- Signs of infection like fever, chills, very bad sore throat, ear or sinus pain, cough, more sputum or change in color of sputum, pain with passing urine, mouth sores, or wound that will not heal.
- Signs of Cushing’s disease like weight gain in the upper back or belly, moon face, very bad headache, or slow healing.
- Signs of a weak adrenal gland like a very bad upset stomach or throwing up, very bad dizziness or passing out, muscle weakness, feeling very tired, mood changes, not hungry, or weight loss.
- Signs of high blood pressure like very bad headache or dizziness, passing out, or change in eyesight.
- Signs of low potassium levels like muscle pain or weakness, muscle cramps, or a heartbeat that does not feel normal.
- Shortness of breath, a big weight gain, or swelling in the arms or legs.
- Very bad belly pain.
- Black, tarry, or bloody stools.
- Throwing up blood or throw up that looks like coffee grounds.
- Bone pain.
- Joint pain or swelling.
- Feeling tired or weak.
- Redness or white patches in mouth or throat.
- Change in eyesight.
- Mental, mood, or behavior changes that are new or worse.
- Low mood (depression).
- Period (menstrual) changes.
- Skin changes (pimples, stretch marks, slow healing, hair growth).
- A burning, numbness, or tingling feeling that is not normal.
- Redness or swelling where the shot is given.
- Feeling very tired, weak, or touchy; trembling; having a fast heartbeat, confusion, sweating, or dizziness if you missed a dose or recently stopped this drug.
- Not able to sleep.
- Upset stomach or throwing up.
- Weight gain.
- Sweating a lot.
- Hair thinning.

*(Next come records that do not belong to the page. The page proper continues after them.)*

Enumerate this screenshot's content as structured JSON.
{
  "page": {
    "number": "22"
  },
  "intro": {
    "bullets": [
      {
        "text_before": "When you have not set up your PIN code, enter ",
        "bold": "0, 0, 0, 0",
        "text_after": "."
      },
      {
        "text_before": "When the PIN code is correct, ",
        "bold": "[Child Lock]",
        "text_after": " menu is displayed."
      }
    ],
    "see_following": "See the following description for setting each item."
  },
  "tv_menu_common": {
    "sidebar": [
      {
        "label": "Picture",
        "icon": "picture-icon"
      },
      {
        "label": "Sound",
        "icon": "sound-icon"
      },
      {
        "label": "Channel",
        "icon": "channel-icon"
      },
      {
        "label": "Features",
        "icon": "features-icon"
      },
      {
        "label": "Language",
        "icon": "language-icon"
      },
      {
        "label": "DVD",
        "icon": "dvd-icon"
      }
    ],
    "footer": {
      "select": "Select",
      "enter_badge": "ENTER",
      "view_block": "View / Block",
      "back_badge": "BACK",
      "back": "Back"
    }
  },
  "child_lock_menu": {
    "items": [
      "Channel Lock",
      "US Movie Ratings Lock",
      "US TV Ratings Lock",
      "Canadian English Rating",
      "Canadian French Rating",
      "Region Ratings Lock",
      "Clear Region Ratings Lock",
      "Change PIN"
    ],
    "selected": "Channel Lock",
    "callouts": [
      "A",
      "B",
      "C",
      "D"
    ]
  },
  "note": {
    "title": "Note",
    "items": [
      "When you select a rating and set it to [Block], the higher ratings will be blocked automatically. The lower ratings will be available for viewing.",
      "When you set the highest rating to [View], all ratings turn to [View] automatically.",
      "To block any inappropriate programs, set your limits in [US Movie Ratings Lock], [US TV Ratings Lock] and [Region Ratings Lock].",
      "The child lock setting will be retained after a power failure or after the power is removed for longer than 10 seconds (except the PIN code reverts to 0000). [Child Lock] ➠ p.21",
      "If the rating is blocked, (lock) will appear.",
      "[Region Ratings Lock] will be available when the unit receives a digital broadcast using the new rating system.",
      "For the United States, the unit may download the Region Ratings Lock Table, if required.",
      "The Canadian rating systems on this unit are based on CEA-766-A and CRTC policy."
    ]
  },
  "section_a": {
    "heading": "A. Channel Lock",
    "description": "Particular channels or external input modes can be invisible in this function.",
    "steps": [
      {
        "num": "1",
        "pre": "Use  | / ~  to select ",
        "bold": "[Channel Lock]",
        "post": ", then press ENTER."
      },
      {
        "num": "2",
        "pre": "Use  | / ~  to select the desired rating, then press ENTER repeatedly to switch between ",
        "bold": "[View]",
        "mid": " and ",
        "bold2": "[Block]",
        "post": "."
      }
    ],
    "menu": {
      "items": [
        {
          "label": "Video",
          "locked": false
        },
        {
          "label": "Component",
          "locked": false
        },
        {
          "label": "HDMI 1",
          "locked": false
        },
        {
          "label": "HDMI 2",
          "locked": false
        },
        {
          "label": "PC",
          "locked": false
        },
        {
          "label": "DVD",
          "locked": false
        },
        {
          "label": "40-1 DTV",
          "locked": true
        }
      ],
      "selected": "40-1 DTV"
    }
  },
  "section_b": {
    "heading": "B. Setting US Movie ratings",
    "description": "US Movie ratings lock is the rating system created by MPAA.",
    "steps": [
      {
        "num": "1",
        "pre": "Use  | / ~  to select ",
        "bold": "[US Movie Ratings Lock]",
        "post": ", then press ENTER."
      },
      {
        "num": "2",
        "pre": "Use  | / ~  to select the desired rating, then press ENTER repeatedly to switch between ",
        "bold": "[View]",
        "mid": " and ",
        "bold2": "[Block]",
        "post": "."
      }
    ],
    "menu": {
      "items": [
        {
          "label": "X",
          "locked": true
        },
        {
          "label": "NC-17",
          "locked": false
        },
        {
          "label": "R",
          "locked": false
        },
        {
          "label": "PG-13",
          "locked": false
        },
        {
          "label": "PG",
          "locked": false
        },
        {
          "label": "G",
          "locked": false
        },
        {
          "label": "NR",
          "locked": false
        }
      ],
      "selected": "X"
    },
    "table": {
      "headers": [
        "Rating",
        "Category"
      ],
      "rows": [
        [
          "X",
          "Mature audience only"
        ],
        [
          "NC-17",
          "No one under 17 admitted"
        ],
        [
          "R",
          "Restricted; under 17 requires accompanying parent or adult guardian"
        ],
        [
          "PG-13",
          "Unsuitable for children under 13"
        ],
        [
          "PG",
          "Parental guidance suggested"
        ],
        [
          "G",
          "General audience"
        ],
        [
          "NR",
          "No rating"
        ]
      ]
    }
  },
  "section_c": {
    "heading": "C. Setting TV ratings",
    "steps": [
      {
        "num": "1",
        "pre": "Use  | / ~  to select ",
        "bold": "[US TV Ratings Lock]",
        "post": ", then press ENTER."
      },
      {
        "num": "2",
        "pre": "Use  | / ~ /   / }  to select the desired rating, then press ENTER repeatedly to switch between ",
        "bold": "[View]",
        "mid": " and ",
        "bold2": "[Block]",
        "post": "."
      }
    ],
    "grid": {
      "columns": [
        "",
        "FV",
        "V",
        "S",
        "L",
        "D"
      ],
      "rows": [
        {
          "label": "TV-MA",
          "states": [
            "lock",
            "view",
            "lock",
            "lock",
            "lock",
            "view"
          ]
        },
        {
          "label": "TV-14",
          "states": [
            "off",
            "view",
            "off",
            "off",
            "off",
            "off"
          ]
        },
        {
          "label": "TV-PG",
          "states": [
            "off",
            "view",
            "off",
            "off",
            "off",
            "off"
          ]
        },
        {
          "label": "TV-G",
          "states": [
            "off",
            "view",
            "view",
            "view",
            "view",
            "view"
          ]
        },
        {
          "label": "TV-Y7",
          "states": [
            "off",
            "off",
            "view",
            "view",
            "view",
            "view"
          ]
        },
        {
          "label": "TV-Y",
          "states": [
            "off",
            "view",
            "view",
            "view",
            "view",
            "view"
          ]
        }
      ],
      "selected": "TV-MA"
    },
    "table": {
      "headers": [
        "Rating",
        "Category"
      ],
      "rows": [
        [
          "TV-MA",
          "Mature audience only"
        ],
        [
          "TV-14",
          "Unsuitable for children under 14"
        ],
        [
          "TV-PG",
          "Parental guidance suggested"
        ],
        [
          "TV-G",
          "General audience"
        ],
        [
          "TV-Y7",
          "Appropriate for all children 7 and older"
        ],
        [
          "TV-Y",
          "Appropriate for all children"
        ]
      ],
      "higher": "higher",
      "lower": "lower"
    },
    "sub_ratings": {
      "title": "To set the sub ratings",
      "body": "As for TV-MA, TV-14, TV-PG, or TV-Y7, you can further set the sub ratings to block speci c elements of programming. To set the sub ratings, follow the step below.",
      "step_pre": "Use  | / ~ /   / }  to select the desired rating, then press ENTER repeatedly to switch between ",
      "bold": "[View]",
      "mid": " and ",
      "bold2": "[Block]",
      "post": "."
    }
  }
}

- It is given as a shot into the knee.
- It is given as a shot.
For all uses of this drug:
- You may need to lower how much salt is in your diet and take extra potassium. Talk with your doctor.
- This drug may affect certain lab tests. Tell all of your health care providers and lab workers that you take this drug.
- Call your doctor to find out what to do.
- If you need to store this drug at home, talk with your doctor, nurse, or pharmacist about how to store it.
- If your symptoms or health problems do not get better or if they become worse, call your doctor.
- Do not share your drugs with others and do not take anyone else’s drugs.
- Keep a list of all your drugs (prescription, natural products, vitamins, OTC) with you. Give this list to your doctor.
- Talk with the doctor before starting any new drug, including prescription or OTC, natural products, or vitamins.
- Keep all drugs in a safe place. Keep all drugs out of the reach of children and pets.
- Throw away unused or expired drugs. Do not flush down a toilet or pour down a drain unless you are told to do so. Check with your pharmacist if you have questions about the best way to throw out drugs. There may be drug take-back programs in your area.
- Some drugs may have another patient information leaflet. If you have any questions about this drug, please talk with your doctor, nurse, pharmacist, or other health care provider.
- If you think there has been an overdose, call your poison control center or get medical care right away. Be ready to tell or show what was taken, how much, and when it happened.